Give back all of the data exactly as it stands, with the pictures removed.
-------- Source data
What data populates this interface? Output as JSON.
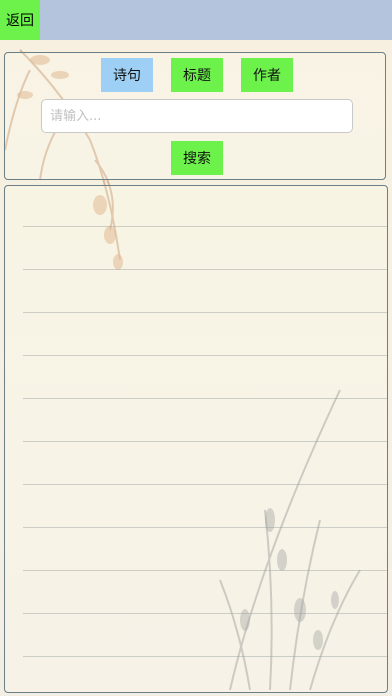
{
  "header": {
    "back_label": "返回"
  },
  "search": {
    "modes": [
      "诗句",
      "标题",
      "作者"
    ],
    "selected_mode": "诗句",
    "placeholder": "请输入...",
    "value": "",
    "submit_label": "搜索"
  },
  "results": {
    "rows": [
      "",
      "",
      "",
      "",
      "",
      "",
      "",
      "",
      "",
      "",
      "",
      ""
    ]
  },
  "colors": {
    "topbar": "#b3c4dc",
    "button_green": "#6cf24b",
    "button_selected": "#9dd0f4",
    "card_border": "#6a7f86"
  }
}
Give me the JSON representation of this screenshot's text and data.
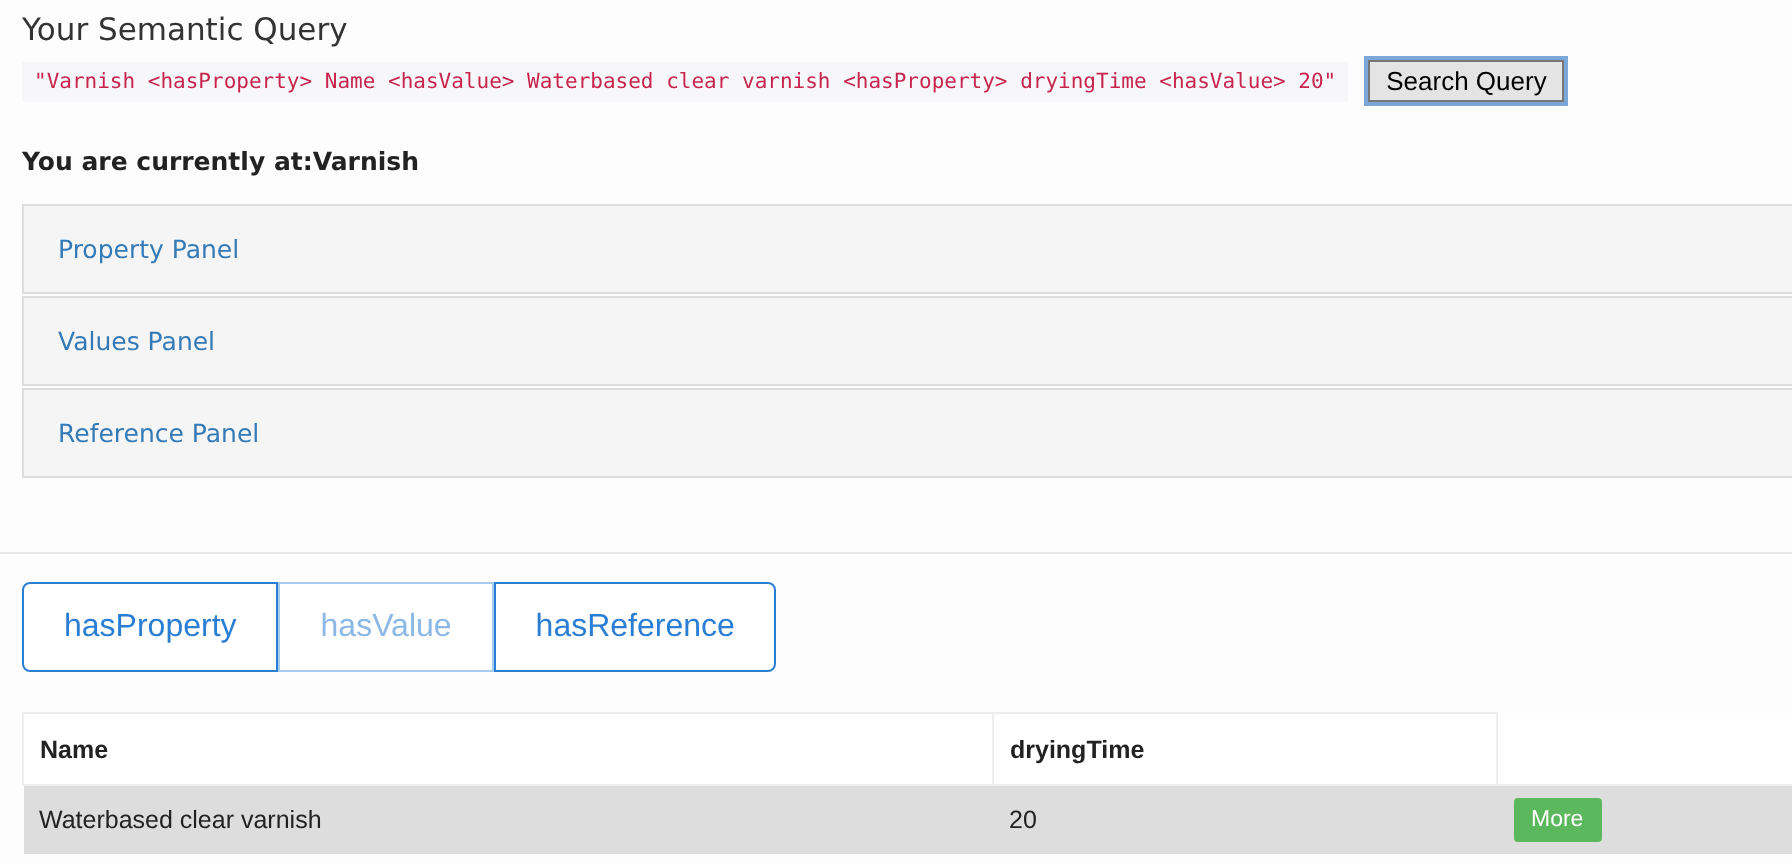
{
  "heading": "Your Semantic Query",
  "query": {
    "text": "\"Varnish <hasProperty> Name <hasValue> Waterbased clear varnish <hasProperty> dryingTime <hasValue> 20\"",
    "button": "Search Query"
  },
  "location": "You are currently at:Varnish",
  "panels": [
    {
      "label": "Property Panel"
    },
    {
      "label": "Values Panel"
    },
    {
      "label": "Reference Panel"
    }
  ],
  "buttons": [
    {
      "label": "hasProperty",
      "disabled": false
    },
    {
      "label": "hasValue",
      "disabled": true
    },
    {
      "label": "hasReference",
      "disabled": false
    }
  ],
  "table": {
    "columns": [
      "Name",
      "dryingTime"
    ],
    "rows": [
      {
        "cells": [
          "Waterbased clear varnish",
          "20"
        ],
        "action": "More"
      }
    ]
  }
}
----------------
» Solved problem
What data populates this interface? Output as JSON.
{
  "header": {
    "back_label": "返回"
  },
  "search": {
    "modes": [
      "诗句",
      "标题",
      "作者"
    ],
    "selected_mode": "诗句",
    "placeholder": "请输入...",
    "value": "",
    "submit_label": "搜索"
  },
  "results": {
    "rows": [
      "",
      "",
      "",
      "",
      "",
      "",
      "",
      "",
      "",
      "",
      "",
      ""
    ]
  },
  "colors": {
    "topbar": "#b3c4dc",
    "button_green": "#6cf24b",
    "button_selected": "#9dd0f4",
    "card_border": "#6a7f86"
  }
}
Give me the JSON representation of this screenshot's text and data.
{
  "heading": "Your Semantic Query",
  "query": {
    "text": "\"Varnish <hasProperty> Name <hasValue> Waterbased clear varnish <hasProperty> dryingTime <hasValue> 20\"",
    "button": "Search Query"
  },
  "location": "You are currently at:Varnish",
  "panels": [
    {
      "label": "Property Panel"
    },
    {
      "label": "Values Panel"
    },
    {
      "label": "Reference Panel"
    }
  ],
  "buttons": [
    {
      "label": "hasProperty",
      "disabled": false
    },
    {
      "label": "hasValue",
      "disabled": true
    },
    {
      "label": "hasReference",
      "disabled": false
    }
  ],
  "table": {
    "columns": [
      "Name",
      "dryingTime"
    ],
    "rows": [
      {
        "cells": [
          "Waterbased clear varnish",
          "20"
        ],
        "action": "More"
      }
    ]
  }
}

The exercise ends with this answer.